PROBLEM REQUIREMENTS →
I would like the listing below retyped exactly, line by line.

EXCERPTED RECORDS →
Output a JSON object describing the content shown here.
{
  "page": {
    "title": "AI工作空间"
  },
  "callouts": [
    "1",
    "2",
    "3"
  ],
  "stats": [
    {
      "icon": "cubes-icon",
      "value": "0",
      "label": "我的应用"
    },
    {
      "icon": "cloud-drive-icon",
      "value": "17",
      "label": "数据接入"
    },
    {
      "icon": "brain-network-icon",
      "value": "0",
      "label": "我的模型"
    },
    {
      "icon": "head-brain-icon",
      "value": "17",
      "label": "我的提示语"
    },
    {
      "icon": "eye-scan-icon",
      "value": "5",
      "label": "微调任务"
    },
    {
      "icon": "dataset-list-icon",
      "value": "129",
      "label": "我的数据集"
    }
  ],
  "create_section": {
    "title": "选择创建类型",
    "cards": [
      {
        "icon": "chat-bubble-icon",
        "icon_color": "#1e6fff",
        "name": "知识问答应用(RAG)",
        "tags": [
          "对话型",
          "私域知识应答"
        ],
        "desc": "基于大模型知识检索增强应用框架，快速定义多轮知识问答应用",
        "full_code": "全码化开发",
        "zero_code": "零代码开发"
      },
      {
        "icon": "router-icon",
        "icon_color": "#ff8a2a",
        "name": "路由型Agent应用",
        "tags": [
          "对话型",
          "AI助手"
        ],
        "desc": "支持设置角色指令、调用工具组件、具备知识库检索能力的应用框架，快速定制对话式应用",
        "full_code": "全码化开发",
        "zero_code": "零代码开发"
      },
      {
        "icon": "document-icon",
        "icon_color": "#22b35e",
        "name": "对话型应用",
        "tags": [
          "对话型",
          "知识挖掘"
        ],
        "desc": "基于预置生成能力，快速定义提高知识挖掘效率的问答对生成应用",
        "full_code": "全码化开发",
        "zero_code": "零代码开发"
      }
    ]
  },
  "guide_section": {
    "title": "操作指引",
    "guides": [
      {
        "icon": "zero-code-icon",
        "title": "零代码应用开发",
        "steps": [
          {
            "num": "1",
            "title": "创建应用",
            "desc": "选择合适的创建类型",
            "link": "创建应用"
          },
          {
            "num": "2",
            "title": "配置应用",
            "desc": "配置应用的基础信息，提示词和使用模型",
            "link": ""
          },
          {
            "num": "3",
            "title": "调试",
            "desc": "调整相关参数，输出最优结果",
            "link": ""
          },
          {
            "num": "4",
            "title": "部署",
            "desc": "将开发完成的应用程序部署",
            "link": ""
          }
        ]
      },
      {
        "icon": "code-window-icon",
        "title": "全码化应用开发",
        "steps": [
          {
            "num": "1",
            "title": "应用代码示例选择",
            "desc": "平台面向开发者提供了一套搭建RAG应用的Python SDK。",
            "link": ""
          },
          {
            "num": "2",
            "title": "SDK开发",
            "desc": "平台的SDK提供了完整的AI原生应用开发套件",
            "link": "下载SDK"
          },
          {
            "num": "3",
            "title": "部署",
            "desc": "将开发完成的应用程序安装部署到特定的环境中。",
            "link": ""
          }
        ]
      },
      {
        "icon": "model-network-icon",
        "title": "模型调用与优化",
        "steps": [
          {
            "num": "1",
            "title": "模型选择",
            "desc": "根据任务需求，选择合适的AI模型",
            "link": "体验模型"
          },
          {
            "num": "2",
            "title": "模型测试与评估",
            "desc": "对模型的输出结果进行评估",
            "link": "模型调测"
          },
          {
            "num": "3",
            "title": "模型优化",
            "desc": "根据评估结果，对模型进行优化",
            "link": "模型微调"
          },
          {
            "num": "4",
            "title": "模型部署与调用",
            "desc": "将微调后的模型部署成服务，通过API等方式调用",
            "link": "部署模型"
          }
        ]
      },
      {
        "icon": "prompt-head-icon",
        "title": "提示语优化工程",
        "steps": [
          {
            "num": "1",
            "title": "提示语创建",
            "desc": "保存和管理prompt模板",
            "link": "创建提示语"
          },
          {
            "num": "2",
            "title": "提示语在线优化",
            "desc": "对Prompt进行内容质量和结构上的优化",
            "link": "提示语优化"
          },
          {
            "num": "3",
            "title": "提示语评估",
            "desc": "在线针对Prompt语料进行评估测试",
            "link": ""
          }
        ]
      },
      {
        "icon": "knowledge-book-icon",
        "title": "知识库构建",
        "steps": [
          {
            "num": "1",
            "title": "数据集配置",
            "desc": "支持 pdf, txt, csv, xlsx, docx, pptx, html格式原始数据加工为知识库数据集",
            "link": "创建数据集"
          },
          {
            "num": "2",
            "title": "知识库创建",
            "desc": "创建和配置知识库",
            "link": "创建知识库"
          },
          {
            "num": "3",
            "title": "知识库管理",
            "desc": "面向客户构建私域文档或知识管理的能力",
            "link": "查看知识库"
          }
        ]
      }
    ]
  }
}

SOLUTION FOR THIS TASK →
Output a JSON object describing the content shown here.
{
  "page": {
    "title": "AI工作空间"
  },
  "callouts": [
    "1",
    "2",
    "3"
  ],
  "stats": [
    {
      "icon": "cubes-icon",
      "value": "0",
      "label": "我的应用"
    },
    {
      "icon": "cloud-drive-icon",
      "value": "17",
      "label": "数据接入"
    },
    {
      "icon": "brain-network-icon",
      "value": "0",
      "label": "我的模型"
    },
    {
      "icon": "head-brain-icon",
      "value": "17",
      "label": "我的提示语"
    },
    {
      "icon": "eye-scan-icon",
      "value": "5",
      "label": "微调任务"
    },
    {
      "icon": "dataset-list-icon",
      "value": "129",
      "label": "我的数据集"
    }
  ],
  "create_section": {
    "title": "选择创建类型",
    "cards": [
      {
        "icon": "chat-bubble-icon",
        "icon_color": "#1e6fff",
        "name": "知识问答应用(RAG)",
        "tags": [
          "对话型",
          "私域知识应答"
        ],
        "desc": "基于大模型知识检索增强应用框架，快速定义多轮知识问答应用",
        "full_code": "全码化开发",
        "zero_code": "零代码开发"
      },
      {
        "icon": "router-icon",
        "icon_color": "#ff8a2a",
        "name": "路由型Agent应用",
        "tags": [
          "对话型",
          "AI助手"
        ],
        "desc": "支持设置角色指令、调用工具组件、具备知识库检索能力的应用框架，快速定制对话式应用",
        "full_code": "全码化开发",
        "zero_code": "零代码开发"
      },
      {
        "icon": "document-icon",
        "icon_color": "#22b35e",
        "name": "对话型应用",
        "tags": [
          "对话型",
          "知识挖掘"
        ],
        "desc": "基于预置生成能力，快速定义提高知识挖掘效率的问答对生成应用",
        "full_code": "全码化开发",
        "zero_code": "零代码开发"
      }
    ]
  },
  "guide_section": {
    "title": "操作指引",
    "guides": [
      {
        "icon": "zero-code-icon",
        "title": "零代码应用开发",
        "steps": [
          {
            "num": "1",
            "title": "创建应用",
            "desc": "选择合适的创建类型",
            "link": "创建应用"
          },
          {
            "num": "2",
            "title": "配置应用",
            "desc": "配置应用的基础信息，提示词和使用模型",
            "link": ""
          },
          {
            "num": "3",
            "title": "调试",
            "desc": "调整相关参数，输出最优结果",
            "link": ""
          },
          {
            "num": "4",
            "title": "部署",
            "desc": "将开发完成的应用程序部署",
            "link": ""
          }
        ]
      },
      {
        "icon": "code-window-icon",
        "title": "全码化应用开发",
        "steps": [
          {
            "num": "1",
            "title": "应用代码示例选择",
            "desc": "平台面向开发者提供了一套搭建RAG应用的Python SDK。",
            "link": ""
          },
          {
            "num": "2",
            "title": "SDK开发",
            "desc": "平台的SDK提供了完整的AI原生应用开发套件",
            "link": "下载SDK"
          },
          {
            "num": "3",
            "title": "部署",
            "desc": "将开发完成的应用程序安装部署到特定的环境中。",
            "link": ""
          }
        ]
      },
      {
        "icon": "model-network-icon",
        "title": "模型调用与优化",
        "steps": [
          {
            "num": "1",
            "title": "模型选择",
            "desc": "根据任务需求，选择合适的AI模型",
            "link": "体验模型"
          },
          {
            "num": "2",
            "title": "模型测试与评估",
            "desc": "对模型的输出结果进行评估",
            "link": "模型调测"
          },
          {
            "num": "3",
            "title": "模型优化",
            "desc": "根据评估结果，对模型进行优化",
            "link": "模型微调"
          },
          {
            "num": "4",
            "title": "模型部署与调用",
            "desc": "将微调后的模型部署成服务，通过API等方式调用",
            "link": "部署模型"
          }
        ]
      },
      {
        "icon": "prompt-head-icon",
        "title": "提示语优化工程",
        "steps": [
          {
            "num": "1",
            "title": "提示语创建",
            "desc": "保存和管理prompt模板",
            "link": "创建提示语"
          },
          {
            "num": "2",
            "title": "提示语在线优化",
            "desc": "对Prompt进行内容质量和结构上的优化",
            "link": "提示语优化"
          },
          {
            "num": "3",
            "title": "提示语评估",
            "desc": "在线针对Prompt语料进行评估测试",
            "link": ""
          }
        ]
      },
      {
        "icon": "knowledge-book-icon",
        "title": "知识库构建",
        "steps": [
          {
            "num": "1",
            "title": "数据集配置",
            "desc": "支持 pdf, txt, csv, xlsx, docx, pptx, html格式原始数据加工为知识库数据集",
            "link": "创建数据集"
          },
          {
            "num": "2",
            "title": "知识库创建",
            "desc": "创建和配置知识库",
            "link": "创建知识库"
          },
          {
            "num": "3",
            "title": "知识库管理",
            "desc": "面向客户构建私域文档或知识管理的能力",
            "link": "查看知识库"
          }
        ]
      }
    ]
  }
}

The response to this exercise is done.